● **What you are asked to do**:
Throughout the material below, count each line in which the word "JSON" appears, then reply with the count only.

⁂

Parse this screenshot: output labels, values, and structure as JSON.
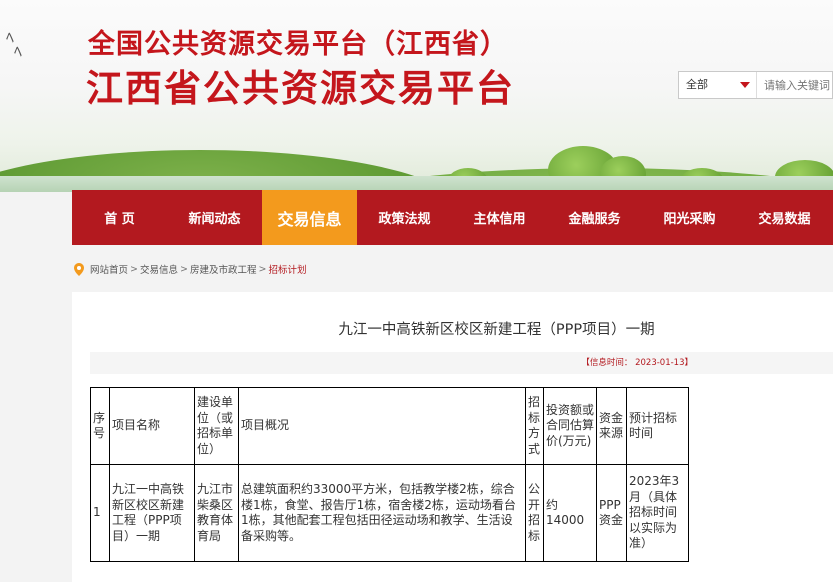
{
  "header": {
    "title_small": "全国公共资源交易平台（江西省）",
    "title_big": "江西省公共资源交易平台"
  },
  "search": {
    "scope_selected": "全部",
    "placeholder": "请输入关键词"
  },
  "nav": {
    "items": [
      {
        "label": "首 页"
      },
      {
        "label": "新闻动态"
      },
      {
        "label": "交易信息"
      },
      {
        "label": "政策法规"
      },
      {
        "label": "主体信用"
      },
      {
        "label": "金融服务"
      },
      {
        "label": "阳光采购"
      },
      {
        "label": "交易数据"
      }
    ],
    "active_index": 2
  },
  "breadcrumb": {
    "items": [
      "网站首页",
      "交易信息",
      "房建及市政工程",
      "招标计划"
    ],
    "separator": ">"
  },
  "article": {
    "title": "九江一中高铁新区校区新建工程（PPP项目）一期",
    "info_time": "【信息时间： 2023-01-13】"
  },
  "table": {
    "headers": [
      "序号",
      "项目名称",
      "建设单位（或招标单位）",
      "项目概况",
      "招标方式",
      "投资额或合同估算价(万元)",
      "资金来源",
      "预计招标时间"
    ],
    "rows": [
      [
        "1",
        "九江一中高铁新区校区新建工程（PPP项目）一期",
        "九江市柴桑区教育体育局",
        "总建筑面积约33000平方米，包括教学楼2栋，综合楼1栋，食堂、报告厅1栋，宿舍楼2栋，运动场看台1栋，其他配套工程包括田径运动场和教学、生活设备采购等。",
        "公开招标",
        "约14000",
        "PPP资金",
        "2023年3月（具体招标时间以实际为准）"
      ]
    ]
  },
  "colors": {
    "brand_red": "#b3191f",
    "title_red": "#c4161c",
    "active_orange": "#f39a1d"
  }
}
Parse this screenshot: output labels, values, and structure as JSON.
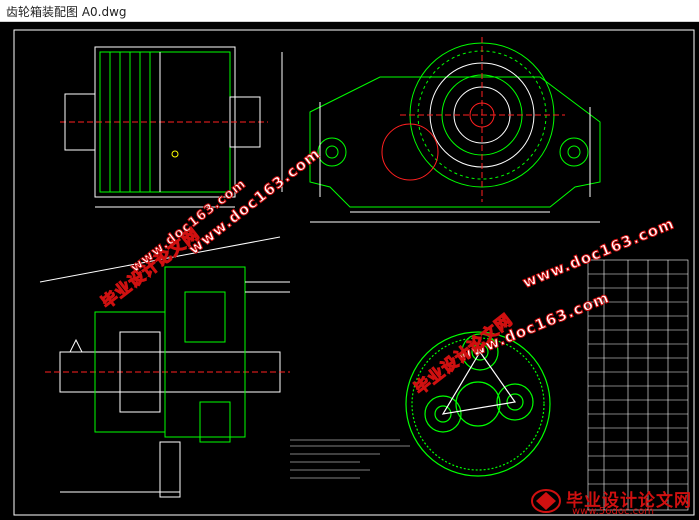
{
  "window": {
    "title": "齿轮箱装配图 A0.dwg"
  },
  "watermarks": {
    "cn": "毕业设计论文网",
    "url_doc": "www.doc163.com"
  },
  "logo": {
    "brand": "毕业设计论文网",
    "site": "www.56doc.com"
  },
  "colors": {
    "background": "#000000",
    "line_green": "#00ff00",
    "line_white": "#ffffff",
    "line_red": "#ff2020",
    "line_cyan": "#00ffff",
    "line_yellow": "#ffff00",
    "watermark_red": "#d01010"
  }
}
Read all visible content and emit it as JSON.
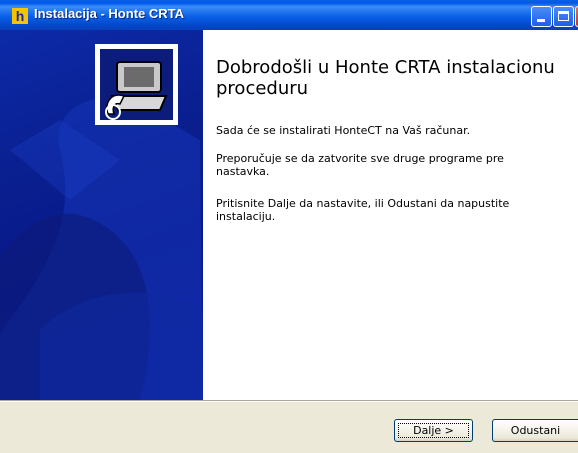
{
  "window": {
    "title": "Instalacija - Honte CRTA",
    "app_icon_letter": "h"
  },
  "welcome": {
    "heading": "Dobrodošli u Honte CRTA instalacionu proceduru",
    "paragraph1": "Sada će se instalirati HonteCT na Vaš računar.",
    "paragraph2": "Preporučuje se da zatvorite sve druge programe pre nastavka.",
    "paragraph3": "Pritisnite Dalje da nastavite, ili Odustani da napustite instalaciju."
  },
  "buttons": {
    "next_label": "Dalje >",
    "cancel_label": "Odustani"
  },
  "colors": {
    "titlebar": "#0a5fe2",
    "banner": "#0a1f8f",
    "dialog_bg": "#ece9d8"
  }
}
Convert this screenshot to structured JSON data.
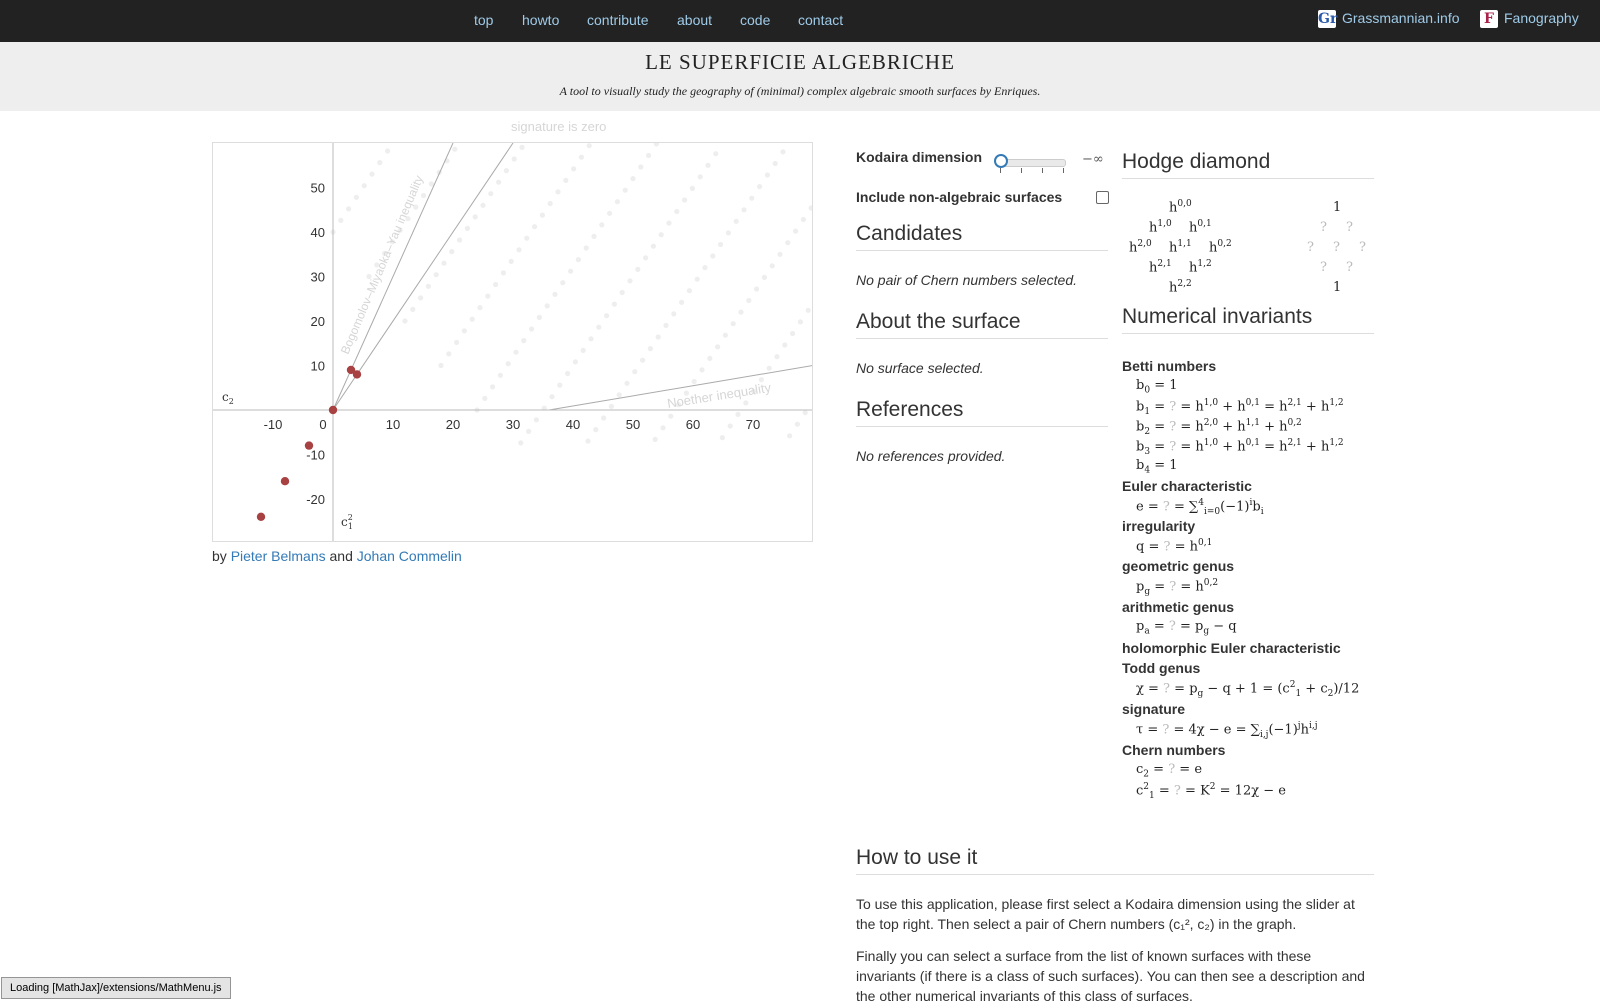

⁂

● **Expected answer**:
4